Washington : If you wonder about your chances of having a heart stroke then just look back at your “thinking ability” score cards, claims a new study.
In a research conducted by Leiden University, scientists have claimed that people who have low scores on a test of executive function, higher-level thinking skills used to reason, problem solve and plan might be at higher risk of heart stroke.
Author Behnam Sabayan said that the result of their study shows that heart and brain function were more closely related than appearances would suggest.
He added that while these results might not have immediate clinical translation, they emphasise that assessment of cognitive function should be part of the evaluation of future cardiovascular risk.
During the study, researchers tested 3,926 people with an average age of 75 and without a history of heart attacks or strokes.
People in the lowest group of executive function thinking skills were 85 percent more likely to have a heart attack than those in the highest group. A total of 176 of the 1,309 people with low scores had heart attacks, compared with 93 of the 1,308 people with high scores, which translates to a rate of 44 heart attacks per 1,000 person-years for people with low scores compared with 22 heart attacks per 1,000 person-years for people with high scores.
Explaining the results Sabayan said that the performance on tests of thinking and memory are a measure of brain health as lower scores on thinking tests indicate worse brain functioning.
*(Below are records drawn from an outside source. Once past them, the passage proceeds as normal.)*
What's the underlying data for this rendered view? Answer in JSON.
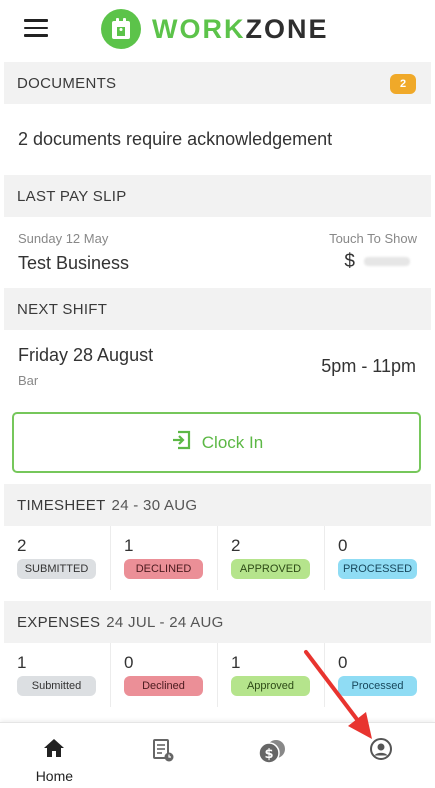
{
  "header": {
    "brand_part1": "WORK",
    "brand_part2": "ZONE"
  },
  "documents": {
    "title": "DOCUMENTS",
    "badge": "2",
    "message": "2 documents require acknowledgement"
  },
  "payslip": {
    "title": "LAST PAY SLIP",
    "date": "Sunday 12 May",
    "business": "Test Business",
    "touch_label": "Touch To Show",
    "currency": "$"
  },
  "shift": {
    "title": "NEXT SHIFT",
    "day": "Friday 28 August",
    "location": "Bar",
    "time": "5pm - 11pm"
  },
  "clock": {
    "label": "Clock In"
  },
  "timesheet": {
    "title": "TIMESHEET",
    "range": "24 - 30 AUG",
    "stats": [
      {
        "count": "2",
        "label": "SUBMITTED"
      },
      {
        "count": "1",
        "label": "DECLINED"
      },
      {
        "count": "2",
        "label": "APPROVED"
      },
      {
        "count": "0",
        "label": "PROCESSED"
      }
    ]
  },
  "expenses": {
    "title": "EXPENSES",
    "range": "24 JUL - 24 AUG",
    "stats": [
      {
        "count": "1",
        "label": "Submitted"
      },
      {
        "count": "0",
        "label": "Declined"
      },
      {
        "count": "1",
        "label": "Approved"
      },
      {
        "count": "0",
        "label": "Processed"
      }
    ]
  },
  "nav": {
    "home_label": "Home"
  },
  "colors": {
    "brand_green": "#5cc34a",
    "badge_orange": "#f0a929",
    "submitted": "#dcdfe2",
    "declined": "#eb8f97",
    "approved": "#b5e48c",
    "processed": "#8fdcf4",
    "annotation_arrow": "#e8342f"
  }
}
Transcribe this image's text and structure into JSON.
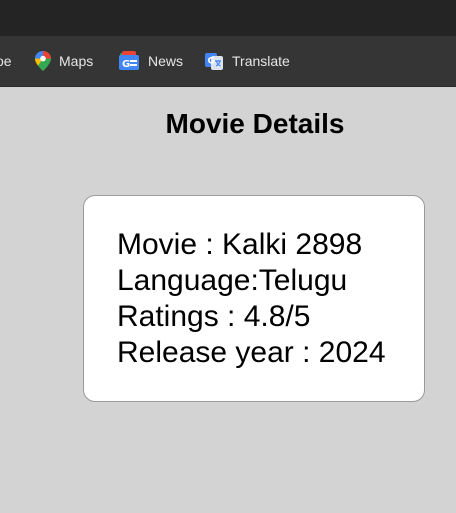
{
  "bookmarks": [
    {
      "label": "oe",
      "icon": "youtube-icon"
    },
    {
      "label": "Maps",
      "icon": "maps-icon"
    },
    {
      "label": "News",
      "icon": "news-icon"
    },
    {
      "label": "Translate",
      "icon": "translate-icon"
    }
  ],
  "page": {
    "title": "Movie Details"
  },
  "card": {
    "movie_line": "Movie : Kalki 2898",
    "language_line": "Language:Telugu",
    "ratings_line": "Ratings : 4.8/5",
    "release_line": "Release year : 2024"
  }
}
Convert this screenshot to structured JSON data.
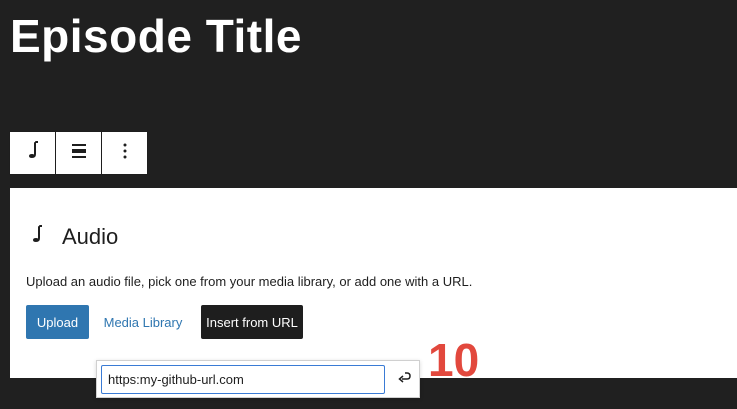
{
  "header": {
    "title": "Episode Title"
  },
  "toolbar": {
    "items": [
      {
        "icon": "music-note-icon"
      },
      {
        "icon": "align-icon"
      },
      {
        "icon": "more-options-icon"
      }
    ]
  },
  "block": {
    "label": "Audio",
    "icon": "music-note-icon",
    "instructions": "Upload an audio file, pick one from your media library, or add one with a URL.",
    "buttons": {
      "upload": "Upload",
      "media_library": "Media Library",
      "insert_url": "Insert from URL"
    }
  },
  "url_popover": {
    "value": "https:my-github-url.com",
    "apply_icon": "enter-icon"
  },
  "annotation": {
    "step": "10"
  },
  "colors": {
    "background": "#202020",
    "accent": "#2f76b0",
    "annotation": "#e2483d"
  }
}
He added that worse brain functioning in particular in executive function could reflect disease of the brain vascular supply, which in turn would predict a higher likelihood of stroke and since blood vessel disease in the brain is closely related to blood vessel disease in the heart, that’s why low test scores also predicted a greater risk of heart attacks.
The research is published in the Journal Neurology. (ANI)